> DATASET:

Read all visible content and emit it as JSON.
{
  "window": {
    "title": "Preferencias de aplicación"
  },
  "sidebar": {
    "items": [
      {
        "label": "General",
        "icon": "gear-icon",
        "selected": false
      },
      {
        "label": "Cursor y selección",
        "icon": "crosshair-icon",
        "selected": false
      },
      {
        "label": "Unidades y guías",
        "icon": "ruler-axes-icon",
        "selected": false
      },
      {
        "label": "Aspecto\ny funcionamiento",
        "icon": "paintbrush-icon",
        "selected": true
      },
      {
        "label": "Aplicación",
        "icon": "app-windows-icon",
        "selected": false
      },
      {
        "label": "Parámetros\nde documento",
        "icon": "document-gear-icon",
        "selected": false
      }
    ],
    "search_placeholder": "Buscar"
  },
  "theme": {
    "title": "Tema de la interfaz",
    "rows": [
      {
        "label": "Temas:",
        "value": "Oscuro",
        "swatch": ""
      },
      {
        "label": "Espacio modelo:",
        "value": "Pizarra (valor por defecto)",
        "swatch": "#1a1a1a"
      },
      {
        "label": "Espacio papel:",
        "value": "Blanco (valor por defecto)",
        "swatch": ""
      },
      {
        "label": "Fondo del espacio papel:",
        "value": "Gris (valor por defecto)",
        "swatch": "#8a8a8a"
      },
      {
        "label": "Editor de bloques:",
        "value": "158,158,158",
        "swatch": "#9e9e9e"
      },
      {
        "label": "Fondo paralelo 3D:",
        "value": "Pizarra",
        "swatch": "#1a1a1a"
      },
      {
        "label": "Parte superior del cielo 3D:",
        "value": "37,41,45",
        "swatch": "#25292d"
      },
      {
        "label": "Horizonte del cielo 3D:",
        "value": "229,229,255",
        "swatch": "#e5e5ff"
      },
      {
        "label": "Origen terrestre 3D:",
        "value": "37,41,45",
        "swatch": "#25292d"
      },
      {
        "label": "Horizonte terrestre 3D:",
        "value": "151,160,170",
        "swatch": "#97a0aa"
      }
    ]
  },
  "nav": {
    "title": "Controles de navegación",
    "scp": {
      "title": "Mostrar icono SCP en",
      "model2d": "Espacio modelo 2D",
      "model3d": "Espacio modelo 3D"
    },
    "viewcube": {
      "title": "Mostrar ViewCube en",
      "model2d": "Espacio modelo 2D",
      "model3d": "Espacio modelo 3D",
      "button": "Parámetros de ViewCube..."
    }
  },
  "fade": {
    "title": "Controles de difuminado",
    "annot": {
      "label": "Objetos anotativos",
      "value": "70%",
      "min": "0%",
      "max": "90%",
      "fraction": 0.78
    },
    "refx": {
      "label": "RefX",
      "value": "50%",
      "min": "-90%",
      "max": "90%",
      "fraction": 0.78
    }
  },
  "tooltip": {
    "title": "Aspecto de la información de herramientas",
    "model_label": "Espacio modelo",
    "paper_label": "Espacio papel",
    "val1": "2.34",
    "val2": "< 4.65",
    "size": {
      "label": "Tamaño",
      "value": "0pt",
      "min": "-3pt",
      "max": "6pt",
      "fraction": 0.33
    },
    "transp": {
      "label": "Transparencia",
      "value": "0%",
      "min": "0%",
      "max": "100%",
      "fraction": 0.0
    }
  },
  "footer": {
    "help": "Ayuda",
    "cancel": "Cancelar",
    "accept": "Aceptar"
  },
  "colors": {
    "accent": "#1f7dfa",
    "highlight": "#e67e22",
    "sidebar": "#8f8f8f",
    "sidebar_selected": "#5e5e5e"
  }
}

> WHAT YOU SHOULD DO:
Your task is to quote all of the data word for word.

> SOLUTION FOR THIS PROBLEM:
Read all visible content and emit it as JSON.
{
  "window": {
    "title": "Preferencias de aplicación"
  },
  "sidebar": {
    "items": [
      {
        "label": "General",
        "icon": "gear-icon",
        "selected": false
      },
      {
        "label": "Cursor y selección",
        "icon": "crosshair-icon",
        "selected": false
      },
      {
        "label": "Unidades y guías",
        "icon": "ruler-axes-icon",
        "selected": false
      },
      {
        "label": "Aspecto\ny funcionamiento",
        "icon": "paintbrush-icon",
        "selected": true
      },
      {
        "label": "Aplicación",
        "icon": "app-windows-icon",
        "selected": false
      },
      {
        "label": "Parámetros\nde documento",
        "icon": "document-gear-icon",
        "selected": false
      }
    ],
    "search_placeholder": "Buscar"
  },
  "theme": {
    "title": "Tema de la interfaz",
    "rows": [
      {
        "label": "Temas:",
        "value": "Oscuro",
        "swatch": ""
      },
      {
        "label": "Espacio modelo:",
        "value": "Pizarra (valor por defecto)",
        "swatch": "#1a1a1a"
      },
      {
        "label": "Espacio papel:",
        "value": "Blanco (valor por defecto)",
        "swatch": ""
      },
      {
        "label": "Fondo del espacio papel:",
        "value": "Gris (valor por defecto)",
        "swatch": "#8a8a8a"
      },
      {
        "label": "Editor de bloques:",
        "value": "158,158,158",
        "swatch": "#9e9e9e"
      },
      {
        "label": "Fondo paralelo 3D:",
        "value": "Pizarra",
        "swatch": "#1a1a1a"
      },
      {
        "label": "Parte superior del cielo 3D:",
        "value": "37,41,45",
        "swatch": "#25292d"
      },
      {
        "label": "Horizonte del cielo 3D:",
        "value": "229,229,255",
        "swatch": "#e5e5ff"
      },
      {
        "label": "Origen terrestre 3D:",
        "value": "37,41,45",
        "swatch": "#25292d"
      },
      {
        "label": "Horizonte terrestre 3D:",
        "value": "151,160,170",
        "swatch": "#97a0aa"
      }
    ]
  },
  "nav": {
    "title": "Controles de navegación",
    "scp": {
      "title": "Mostrar icono SCP en",
      "model2d": "Espacio modelo 2D",
      "model3d": "Espacio modelo 3D"
    },
    "viewcube": {
      "title": "Mostrar ViewCube en",
      "model2d": "Espacio modelo 2D",
      "model3d": "Espacio modelo 3D",
      "button": "Parámetros de ViewCube..."
    }
  },
  "fade": {
    "title": "Controles de difuminado",
    "annot": {
      "label": "Objetos anotativos",
      "value": "70%",
      "min": "0%",
      "max": "90%",
      "fraction": 0.78
    },
    "refx": {
      "label": "RefX",
      "value": "50%",
      "min": "-90%",
      "max": "90%",
      "fraction": 0.78
    }
  },
  "tooltip": {
    "title": "Aspecto de la información de herramientas",
    "model_label": "Espacio modelo",
    "paper_label": "Espacio papel",
    "val1": "2.34",
    "val2": "< 4.65",
    "size": {
      "label": "Tamaño",
      "value": "0pt",
      "min": "-3pt",
      "max": "6pt",
      "fraction": 0.33
    },
    "transp": {
      "label": "Transparencia",
      "value": "0%",
      "min": "0%",
      "max": "100%",
      "fraction": 0.0
    }
  },
  "footer": {
    "help": "Ayuda",
    "cancel": "Cancelar",
    "accept": "Aceptar"
  },
  "colors": {
    "accent": "#1f7dfa",
    "highlight": "#e67e22",
    "sidebar": "#8f8f8f",
    "sidebar_selected": "#5e5e5e"
  }
}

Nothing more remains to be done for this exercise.